TASK DIRECTIONS:
Across the entries, how many lines have the string "title" in them? Reply with only a number.

(Records from a collection)

□ □ □ □ □

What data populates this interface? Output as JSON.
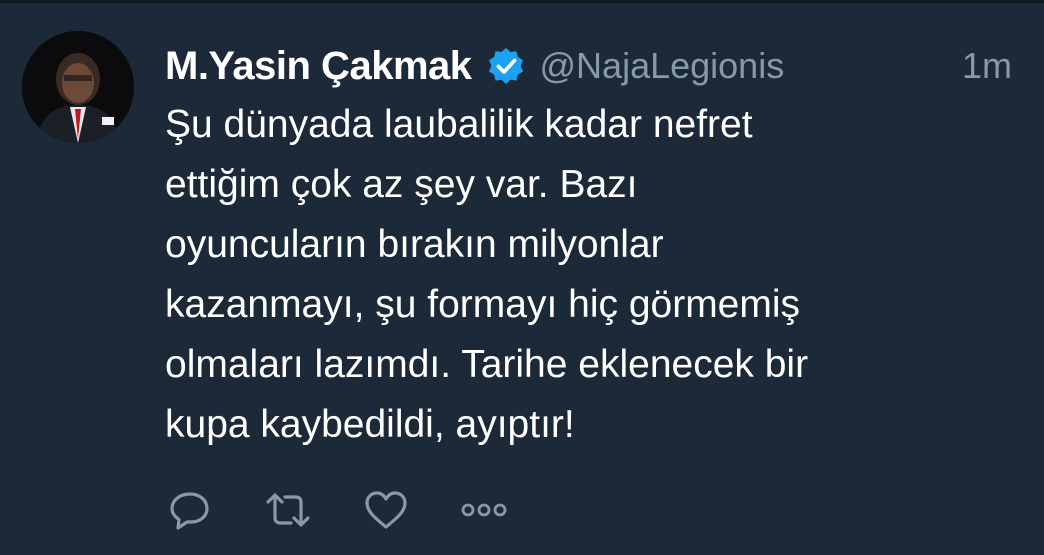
{
  "tweet": {
    "display_name": "M.Yasin Çakmak",
    "handle": "@NajaLegionis",
    "time": "1m",
    "verified": true,
    "text_lines": [
      "Şu dünyada laubalilik kadar nefret",
      "ettiğim çok az şey var. Bazı",
      "oyuncuların bırakın milyonlar",
      "kazanmayı, şu formayı hiç görmemiş",
      "olmaları lazımdı. Tarihe eklenecek bir",
      "kupa kaybedildi, ayıptır!"
    ]
  },
  "actions": [
    {
      "icon": "reply-icon"
    },
    {
      "icon": "retweet-icon"
    },
    {
      "icon": "like-icon"
    },
    {
      "icon": "more-icon"
    }
  ],
  "colors": {
    "background": "#1c2938",
    "text": "#ffffff",
    "secondary": "#8899a6",
    "verified_badge": "#1da1f2"
  }
}
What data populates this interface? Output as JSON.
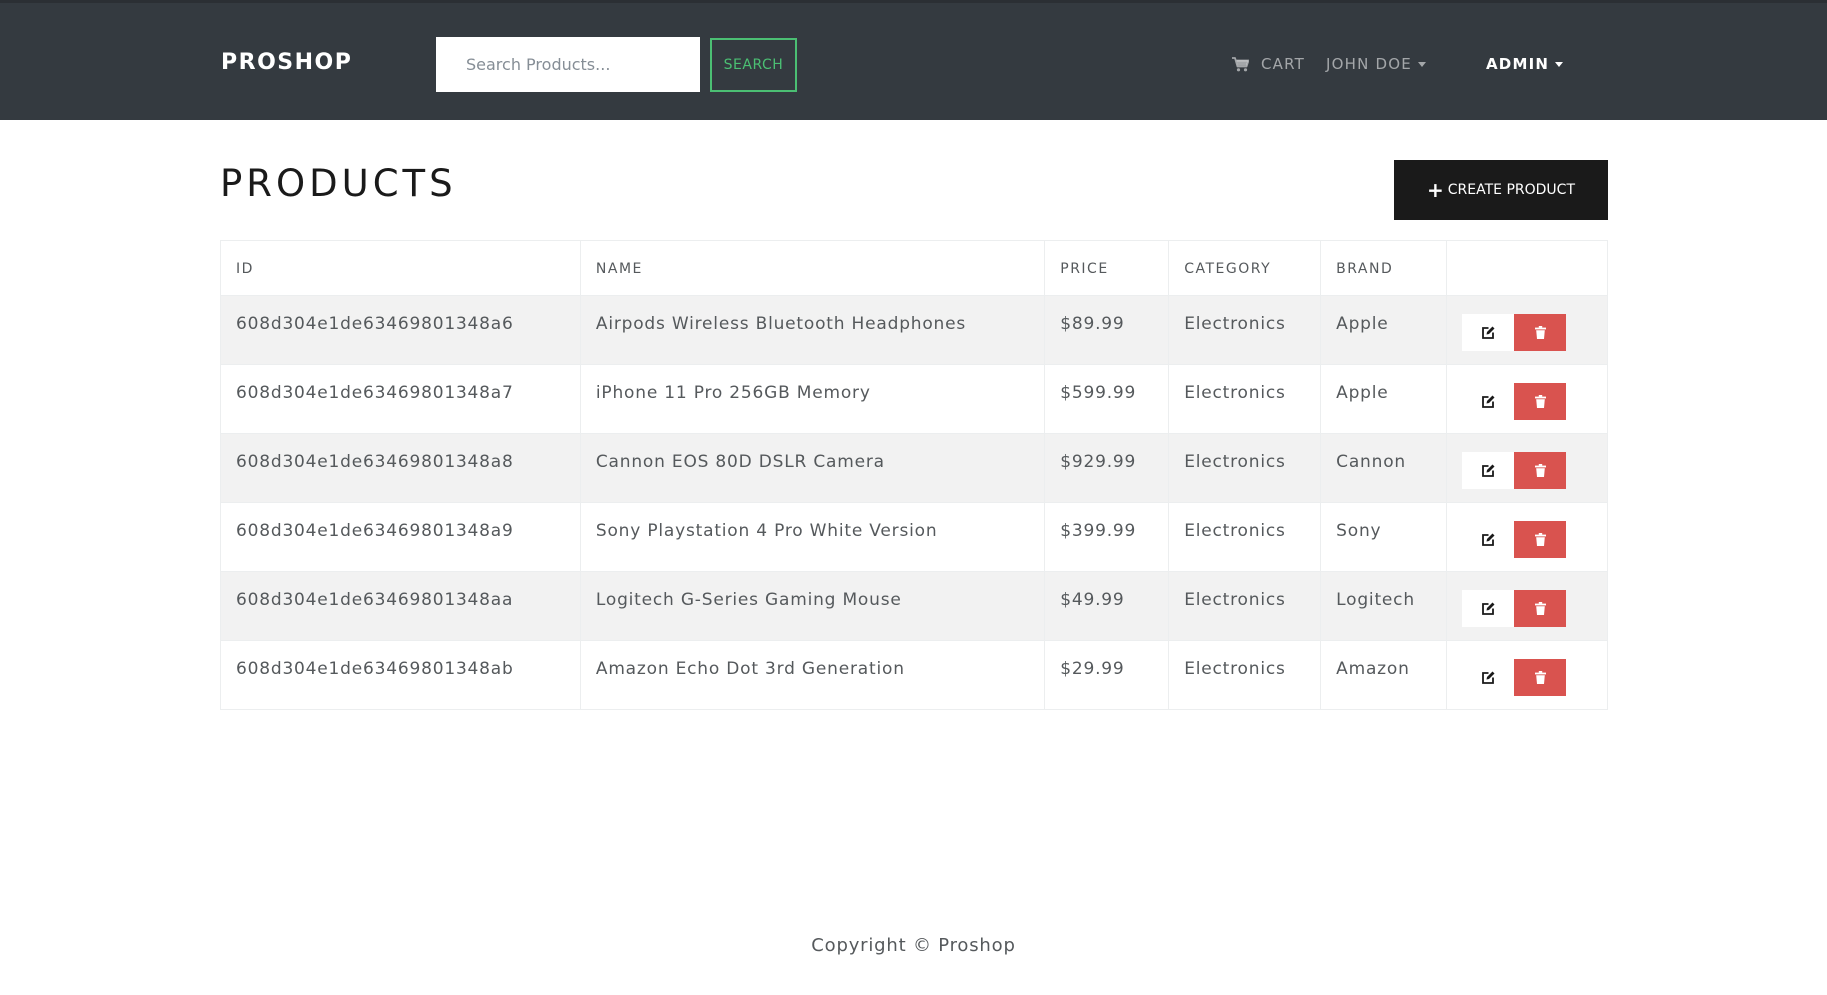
{
  "header": {
    "brand": "PROSHOP",
    "search_placeholder": "Search Products...",
    "search_button": "SEARCH",
    "cart_label": "CART",
    "user_label": "JOHN DOE",
    "admin_label": "ADMIN"
  },
  "main": {
    "title": "PRODUCTS",
    "create_button": "CREATE PRODUCT",
    "table": {
      "columns": [
        "ID",
        "NAME",
        "PRICE",
        "CATEGORY",
        "BRAND",
        ""
      ],
      "rows": [
        {
          "id": "608d304e1de63469801348a6",
          "name": "Airpods Wireless Bluetooth Headphones",
          "price": "$89.99",
          "category": "Electronics",
          "brand": "Apple"
        },
        {
          "id": "608d304e1de63469801348a7",
          "name": "iPhone 11 Pro 256GB Memory",
          "price": "$599.99",
          "category": "Electronics",
          "brand": "Apple"
        },
        {
          "id": "608d304e1de63469801348a8",
          "name": "Cannon EOS 80D DSLR Camera",
          "price": "$929.99",
          "category": "Electronics",
          "brand": "Cannon"
        },
        {
          "id": "608d304e1de63469801348a9",
          "name": "Sony Playstation 4 Pro White Version",
          "price": "$399.99",
          "category": "Electronics",
          "brand": "Sony"
        },
        {
          "id": "608d304e1de63469801348aa",
          "name": "Logitech G-Series Gaming Mouse",
          "price": "$49.99",
          "category": "Electronics",
          "brand": "Logitech"
        },
        {
          "id": "608d304e1de63469801348ab",
          "name": "Amazon Echo Dot 3rd Generation",
          "price": "$29.99",
          "category": "Electronics",
          "brand": "Amazon"
        }
      ]
    }
  },
  "footer": {
    "copyright": "Copyright © Proshop"
  },
  "colors": {
    "navbar": "#343a40",
    "success": "#4bbf73",
    "danger": "#d9534f",
    "primary_dark": "#1a1a1a"
  },
  "icons": {
    "cart": "cart-icon",
    "edit": "edit-icon",
    "delete": "trash-icon",
    "create": "plus-icon"
  }
}
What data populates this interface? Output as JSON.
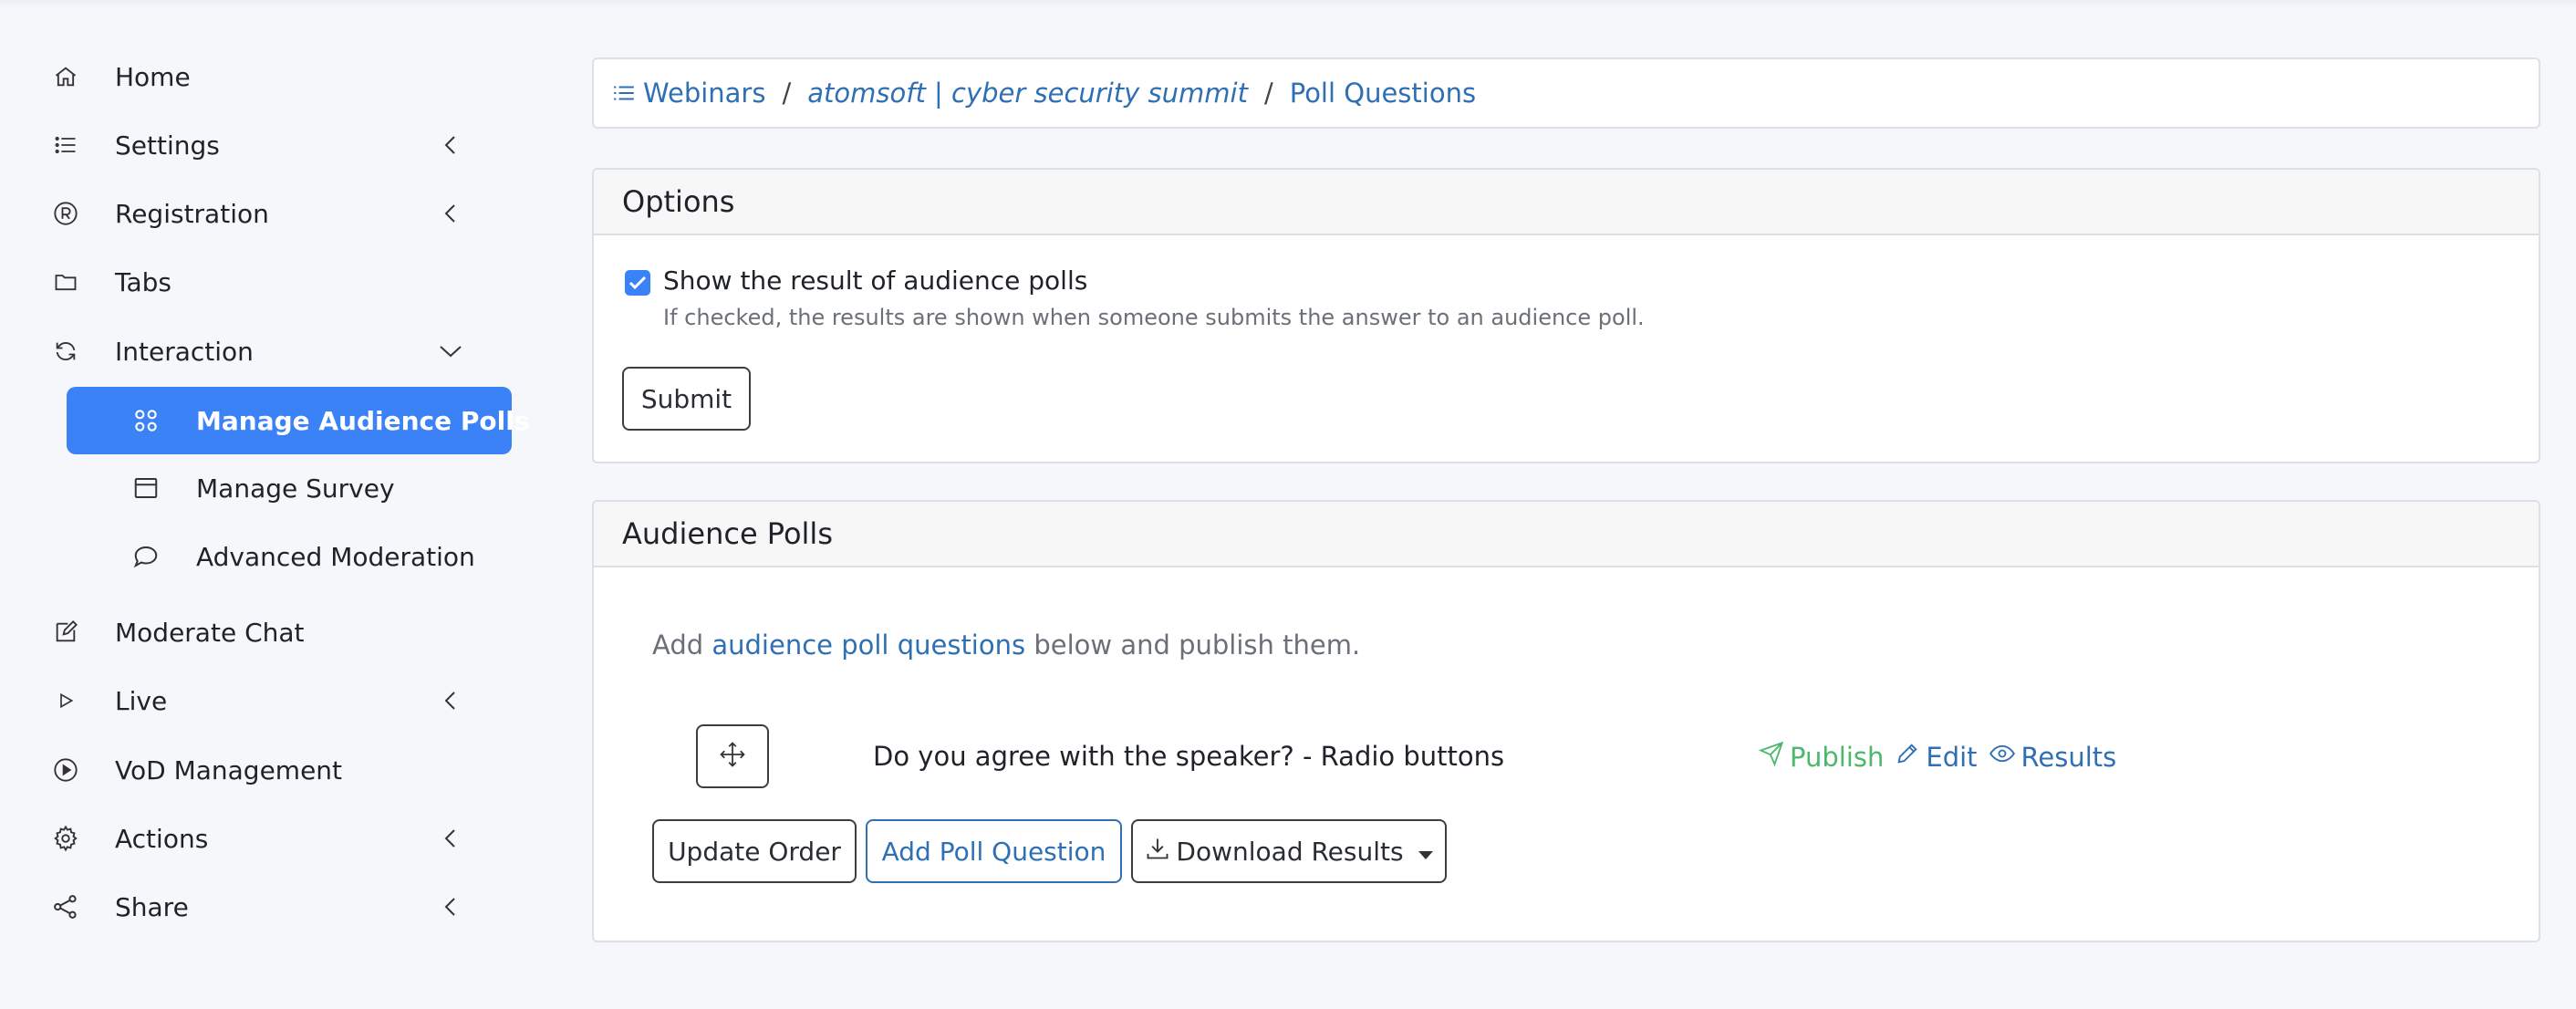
{
  "sidebar": {
    "items": [
      {
        "label": "Home",
        "icon": "home-icon"
      },
      {
        "label": "Settings",
        "icon": "list-icon"
      },
      {
        "label": "Registration",
        "icon": "registered-icon"
      },
      {
        "label": "Tabs",
        "icon": "folder-icon"
      },
      {
        "label": "Interaction",
        "icon": "refresh-icon"
      },
      {
        "label": "Moderate Chat",
        "icon": "edit-icon"
      },
      {
        "label": "Live",
        "icon": "play-outline-icon"
      },
      {
        "label": "VoD Management",
        "icon": "play-circle-icon"
      },
      {
        "label": "Actions",
        "icon": "gear-icon"
      },
      {
        "label": "Share",
        "icon": "share-icon"
      }
    ],
    "sub_items": [
      {
        "label": "Manage Audience Polls",
        "icon": "polls-icon",
        "active": true
      },
      {
        "label": "Manage Survey",
        "icon": "window-icon"
      },
      {
        "label": "Advanced Moderation",
        "icon": "chat-bubble-icon"
      }
    ]
  },
  "breadcrumb": {
    "webinars": "Webinars",
    "event": "atomsoft | cyber security summit",
    "current": "Poll Questions",
    "separator": "/"
  },
  "options": {
    "title": "Options",
    "checkbox_label": "Show the result of audience polls",
    "checkbox_checked": true,
    "help_text": "If checked, the results are shown when someone submits the answer to an audience poll.",
    "submit_label": "Submit"
  },
  "polls": {
    "title": "Audience Polls",
    "intro_prefix": "Add ",
    "intro_link": "audience poll questions",
    "intro_suffix": " below and publish them.",
    "questions": [
      {
        "title": "Do you agree with the speaker? - Radio buttons"
      }
    ],
    "actions": {
      "publish": "Publish",
      "edit": "Edit",
      "results": "Results"
    },
    "buttons": {
      "update_order": "Update Order",
      "add_question": "Add Poll Question",
      "download_results": "Download Results"
    }
  },
  "colors": {
    "accent": "#3b82f6",
    "link": "#2f6fb3",
    "publish": "#4cb86b"
  }
}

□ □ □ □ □

FINISHED EXERCISE:
4